◆ Problem details: Gather all lines in the entries below that include the word "team".

** Opening Available data block **

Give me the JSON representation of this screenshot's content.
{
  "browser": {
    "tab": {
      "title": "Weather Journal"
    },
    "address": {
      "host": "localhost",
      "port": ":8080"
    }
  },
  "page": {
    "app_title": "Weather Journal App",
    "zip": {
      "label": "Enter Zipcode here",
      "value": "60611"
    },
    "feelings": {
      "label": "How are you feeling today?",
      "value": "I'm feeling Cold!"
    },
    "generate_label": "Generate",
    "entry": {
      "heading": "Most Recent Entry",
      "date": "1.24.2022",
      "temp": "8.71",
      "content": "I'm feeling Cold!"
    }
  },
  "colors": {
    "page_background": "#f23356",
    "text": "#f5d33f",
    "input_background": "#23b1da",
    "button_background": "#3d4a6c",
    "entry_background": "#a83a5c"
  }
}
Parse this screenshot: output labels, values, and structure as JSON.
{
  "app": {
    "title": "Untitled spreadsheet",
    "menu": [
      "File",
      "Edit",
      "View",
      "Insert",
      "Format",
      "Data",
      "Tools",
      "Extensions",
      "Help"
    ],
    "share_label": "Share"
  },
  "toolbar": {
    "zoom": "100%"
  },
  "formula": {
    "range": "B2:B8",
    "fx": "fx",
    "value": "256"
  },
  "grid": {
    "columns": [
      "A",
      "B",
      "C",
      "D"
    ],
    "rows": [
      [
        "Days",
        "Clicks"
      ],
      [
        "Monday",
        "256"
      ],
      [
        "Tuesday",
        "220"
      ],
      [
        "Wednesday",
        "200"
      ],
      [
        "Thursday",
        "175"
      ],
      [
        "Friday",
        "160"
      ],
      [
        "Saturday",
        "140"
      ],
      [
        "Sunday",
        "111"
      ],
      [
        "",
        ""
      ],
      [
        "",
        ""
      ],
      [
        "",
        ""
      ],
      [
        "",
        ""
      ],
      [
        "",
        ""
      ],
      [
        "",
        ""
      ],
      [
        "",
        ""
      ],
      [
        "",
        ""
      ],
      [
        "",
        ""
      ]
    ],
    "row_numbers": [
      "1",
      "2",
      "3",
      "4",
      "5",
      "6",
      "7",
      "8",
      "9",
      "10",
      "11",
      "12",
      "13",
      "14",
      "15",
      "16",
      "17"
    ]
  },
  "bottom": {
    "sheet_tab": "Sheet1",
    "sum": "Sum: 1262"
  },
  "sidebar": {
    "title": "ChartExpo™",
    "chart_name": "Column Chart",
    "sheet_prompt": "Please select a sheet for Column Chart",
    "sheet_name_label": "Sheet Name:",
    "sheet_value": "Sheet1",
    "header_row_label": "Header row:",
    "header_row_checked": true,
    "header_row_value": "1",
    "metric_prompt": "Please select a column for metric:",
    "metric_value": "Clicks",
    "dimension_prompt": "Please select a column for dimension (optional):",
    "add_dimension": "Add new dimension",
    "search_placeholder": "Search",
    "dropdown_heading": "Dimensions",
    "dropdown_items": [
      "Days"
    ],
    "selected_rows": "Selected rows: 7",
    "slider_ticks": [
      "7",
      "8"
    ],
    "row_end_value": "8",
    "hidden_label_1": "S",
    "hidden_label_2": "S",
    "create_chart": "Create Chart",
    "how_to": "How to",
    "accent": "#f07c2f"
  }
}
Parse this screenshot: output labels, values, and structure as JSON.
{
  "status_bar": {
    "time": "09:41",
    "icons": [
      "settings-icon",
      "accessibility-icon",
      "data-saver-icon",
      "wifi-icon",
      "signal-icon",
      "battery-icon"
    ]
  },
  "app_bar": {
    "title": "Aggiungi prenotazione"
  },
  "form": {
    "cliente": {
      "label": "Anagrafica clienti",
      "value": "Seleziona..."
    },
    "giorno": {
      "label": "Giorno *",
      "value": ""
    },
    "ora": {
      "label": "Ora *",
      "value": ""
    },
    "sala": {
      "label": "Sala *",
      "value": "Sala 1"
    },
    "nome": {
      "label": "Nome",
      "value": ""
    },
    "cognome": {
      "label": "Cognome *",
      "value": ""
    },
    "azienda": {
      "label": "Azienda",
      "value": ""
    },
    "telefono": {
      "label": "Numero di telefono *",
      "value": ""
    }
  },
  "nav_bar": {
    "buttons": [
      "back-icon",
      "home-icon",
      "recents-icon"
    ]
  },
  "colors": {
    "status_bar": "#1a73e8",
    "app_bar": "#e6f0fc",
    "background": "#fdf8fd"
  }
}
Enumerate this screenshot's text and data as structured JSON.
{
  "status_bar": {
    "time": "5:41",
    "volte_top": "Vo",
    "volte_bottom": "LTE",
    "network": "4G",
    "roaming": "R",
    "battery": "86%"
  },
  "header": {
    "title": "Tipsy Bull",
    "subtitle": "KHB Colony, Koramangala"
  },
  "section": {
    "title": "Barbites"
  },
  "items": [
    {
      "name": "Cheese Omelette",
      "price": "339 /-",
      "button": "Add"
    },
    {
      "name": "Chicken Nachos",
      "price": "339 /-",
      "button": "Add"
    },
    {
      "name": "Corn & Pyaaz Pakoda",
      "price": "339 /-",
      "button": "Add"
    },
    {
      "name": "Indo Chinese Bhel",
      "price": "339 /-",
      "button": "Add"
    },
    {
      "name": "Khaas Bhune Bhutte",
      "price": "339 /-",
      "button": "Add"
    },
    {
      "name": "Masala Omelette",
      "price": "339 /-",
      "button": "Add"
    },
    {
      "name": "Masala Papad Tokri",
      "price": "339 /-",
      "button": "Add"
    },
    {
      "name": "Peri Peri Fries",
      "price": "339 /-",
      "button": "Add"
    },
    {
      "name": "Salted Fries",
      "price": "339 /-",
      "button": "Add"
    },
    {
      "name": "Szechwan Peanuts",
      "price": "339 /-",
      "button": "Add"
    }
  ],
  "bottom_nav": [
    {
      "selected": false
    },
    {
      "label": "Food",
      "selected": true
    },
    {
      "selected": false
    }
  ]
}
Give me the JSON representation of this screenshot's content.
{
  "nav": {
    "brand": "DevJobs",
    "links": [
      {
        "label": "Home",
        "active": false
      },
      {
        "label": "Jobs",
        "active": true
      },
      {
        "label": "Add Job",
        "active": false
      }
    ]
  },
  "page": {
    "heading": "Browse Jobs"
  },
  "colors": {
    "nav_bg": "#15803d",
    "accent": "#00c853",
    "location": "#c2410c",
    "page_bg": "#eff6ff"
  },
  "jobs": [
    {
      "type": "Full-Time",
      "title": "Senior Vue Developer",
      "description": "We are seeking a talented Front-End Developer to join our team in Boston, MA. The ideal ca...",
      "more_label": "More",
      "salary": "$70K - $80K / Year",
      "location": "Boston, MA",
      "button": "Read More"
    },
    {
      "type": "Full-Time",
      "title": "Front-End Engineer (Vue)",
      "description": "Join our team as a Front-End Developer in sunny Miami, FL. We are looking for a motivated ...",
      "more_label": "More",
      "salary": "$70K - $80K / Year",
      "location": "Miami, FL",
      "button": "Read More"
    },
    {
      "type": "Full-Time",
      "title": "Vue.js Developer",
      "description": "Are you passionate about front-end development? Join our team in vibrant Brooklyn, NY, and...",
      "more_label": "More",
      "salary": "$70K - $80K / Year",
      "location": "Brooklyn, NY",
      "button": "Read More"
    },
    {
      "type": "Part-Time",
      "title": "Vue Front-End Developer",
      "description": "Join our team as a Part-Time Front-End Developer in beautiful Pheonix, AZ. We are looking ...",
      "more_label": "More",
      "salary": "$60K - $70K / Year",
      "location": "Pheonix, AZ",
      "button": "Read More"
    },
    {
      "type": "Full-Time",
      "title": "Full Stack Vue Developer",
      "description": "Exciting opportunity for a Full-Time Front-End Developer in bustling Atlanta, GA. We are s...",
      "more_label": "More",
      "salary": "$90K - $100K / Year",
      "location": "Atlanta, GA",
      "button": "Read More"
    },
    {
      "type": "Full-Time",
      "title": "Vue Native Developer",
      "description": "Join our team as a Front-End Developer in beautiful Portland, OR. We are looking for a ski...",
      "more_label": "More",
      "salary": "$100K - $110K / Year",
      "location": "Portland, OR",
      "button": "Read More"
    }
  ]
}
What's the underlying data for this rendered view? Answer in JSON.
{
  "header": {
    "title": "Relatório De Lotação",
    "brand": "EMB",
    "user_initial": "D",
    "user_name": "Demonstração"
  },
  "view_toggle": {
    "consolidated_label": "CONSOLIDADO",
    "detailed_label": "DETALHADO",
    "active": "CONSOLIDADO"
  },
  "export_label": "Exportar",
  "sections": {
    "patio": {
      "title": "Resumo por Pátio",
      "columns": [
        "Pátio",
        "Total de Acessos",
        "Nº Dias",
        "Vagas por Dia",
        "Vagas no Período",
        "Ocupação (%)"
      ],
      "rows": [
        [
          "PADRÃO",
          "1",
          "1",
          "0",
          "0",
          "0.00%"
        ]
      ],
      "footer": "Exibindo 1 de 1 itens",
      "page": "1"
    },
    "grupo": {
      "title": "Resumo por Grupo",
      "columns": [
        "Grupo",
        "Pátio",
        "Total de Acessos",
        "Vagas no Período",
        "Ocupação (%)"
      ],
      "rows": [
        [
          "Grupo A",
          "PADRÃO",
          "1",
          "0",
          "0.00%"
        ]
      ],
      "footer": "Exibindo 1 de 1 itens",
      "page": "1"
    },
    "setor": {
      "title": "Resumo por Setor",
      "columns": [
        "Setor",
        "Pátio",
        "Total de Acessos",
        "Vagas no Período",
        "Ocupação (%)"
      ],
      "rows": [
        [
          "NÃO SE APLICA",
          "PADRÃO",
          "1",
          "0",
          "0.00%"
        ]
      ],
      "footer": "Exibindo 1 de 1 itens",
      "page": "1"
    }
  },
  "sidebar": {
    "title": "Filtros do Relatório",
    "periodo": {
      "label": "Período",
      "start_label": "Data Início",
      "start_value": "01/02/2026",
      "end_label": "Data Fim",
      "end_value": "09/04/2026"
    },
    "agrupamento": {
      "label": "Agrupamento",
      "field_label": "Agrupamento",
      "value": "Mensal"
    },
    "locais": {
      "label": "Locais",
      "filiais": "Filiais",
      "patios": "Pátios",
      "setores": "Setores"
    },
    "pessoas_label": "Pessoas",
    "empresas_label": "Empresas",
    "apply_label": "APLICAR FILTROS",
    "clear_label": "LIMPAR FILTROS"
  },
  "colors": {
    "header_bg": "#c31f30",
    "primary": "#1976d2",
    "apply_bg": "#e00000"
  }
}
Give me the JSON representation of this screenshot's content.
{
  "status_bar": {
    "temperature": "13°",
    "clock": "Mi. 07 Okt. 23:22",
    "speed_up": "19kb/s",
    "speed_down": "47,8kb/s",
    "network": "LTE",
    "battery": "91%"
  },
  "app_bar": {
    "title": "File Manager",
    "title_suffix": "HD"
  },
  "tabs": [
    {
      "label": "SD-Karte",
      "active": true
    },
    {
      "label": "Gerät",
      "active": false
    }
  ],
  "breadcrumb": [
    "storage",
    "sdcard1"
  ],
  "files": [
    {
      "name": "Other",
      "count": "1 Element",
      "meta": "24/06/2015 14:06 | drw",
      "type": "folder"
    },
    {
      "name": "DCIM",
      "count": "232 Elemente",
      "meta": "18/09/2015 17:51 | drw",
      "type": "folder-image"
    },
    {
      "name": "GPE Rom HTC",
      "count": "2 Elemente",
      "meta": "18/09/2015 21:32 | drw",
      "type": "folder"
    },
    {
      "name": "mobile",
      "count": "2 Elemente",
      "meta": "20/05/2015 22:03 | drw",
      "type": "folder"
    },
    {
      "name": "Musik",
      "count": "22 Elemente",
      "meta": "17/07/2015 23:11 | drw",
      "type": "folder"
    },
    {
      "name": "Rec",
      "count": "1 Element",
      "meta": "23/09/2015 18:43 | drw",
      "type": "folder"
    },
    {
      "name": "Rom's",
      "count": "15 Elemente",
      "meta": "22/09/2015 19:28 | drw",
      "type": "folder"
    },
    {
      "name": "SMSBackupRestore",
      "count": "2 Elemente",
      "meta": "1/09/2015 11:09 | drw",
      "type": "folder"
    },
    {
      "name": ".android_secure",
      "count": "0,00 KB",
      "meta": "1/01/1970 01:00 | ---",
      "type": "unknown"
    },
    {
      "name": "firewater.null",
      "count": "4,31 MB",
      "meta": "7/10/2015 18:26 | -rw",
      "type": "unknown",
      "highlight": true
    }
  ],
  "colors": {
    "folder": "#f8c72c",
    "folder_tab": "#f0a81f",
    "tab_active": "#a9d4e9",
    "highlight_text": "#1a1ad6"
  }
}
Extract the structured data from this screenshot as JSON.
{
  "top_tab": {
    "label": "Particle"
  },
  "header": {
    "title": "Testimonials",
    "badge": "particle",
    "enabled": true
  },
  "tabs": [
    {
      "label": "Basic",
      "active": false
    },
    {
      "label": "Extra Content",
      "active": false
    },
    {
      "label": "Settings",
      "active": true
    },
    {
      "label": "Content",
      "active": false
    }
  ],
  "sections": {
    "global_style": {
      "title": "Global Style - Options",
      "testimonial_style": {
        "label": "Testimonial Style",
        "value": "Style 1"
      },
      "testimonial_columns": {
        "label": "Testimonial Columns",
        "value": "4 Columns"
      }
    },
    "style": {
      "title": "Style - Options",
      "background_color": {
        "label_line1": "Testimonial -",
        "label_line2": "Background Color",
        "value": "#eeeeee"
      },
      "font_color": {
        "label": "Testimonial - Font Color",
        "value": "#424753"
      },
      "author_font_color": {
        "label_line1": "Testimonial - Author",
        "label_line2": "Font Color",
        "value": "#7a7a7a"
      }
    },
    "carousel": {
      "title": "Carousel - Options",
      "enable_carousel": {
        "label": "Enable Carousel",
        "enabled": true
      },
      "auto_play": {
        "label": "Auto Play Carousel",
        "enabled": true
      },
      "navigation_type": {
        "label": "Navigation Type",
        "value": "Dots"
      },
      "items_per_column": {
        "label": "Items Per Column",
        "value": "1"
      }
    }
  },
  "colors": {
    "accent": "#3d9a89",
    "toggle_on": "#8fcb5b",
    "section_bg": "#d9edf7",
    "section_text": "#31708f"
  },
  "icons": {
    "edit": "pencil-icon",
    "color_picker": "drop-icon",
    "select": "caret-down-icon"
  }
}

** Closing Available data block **

◆ Exercise output:
      "description": "We are seeking a talented Front-End Developer to join our team in Boston, MA. The ideal ca...",
      "description": "Join our team as a Front-End Developer in sunny Miami, FL. We are looking for a motivated ...",
      "description": "Are you passionate about front-end development? Join our team in vibrant Brooklyn, NY, and...",
      "description": "Join our team as a Part-Time Front-End Developer in beautiful Pheonix, AZ. We are looking ...",
      "description": "Join our team as a Front-End Developer in beautiful Portland, OR. We are looking for a ski...",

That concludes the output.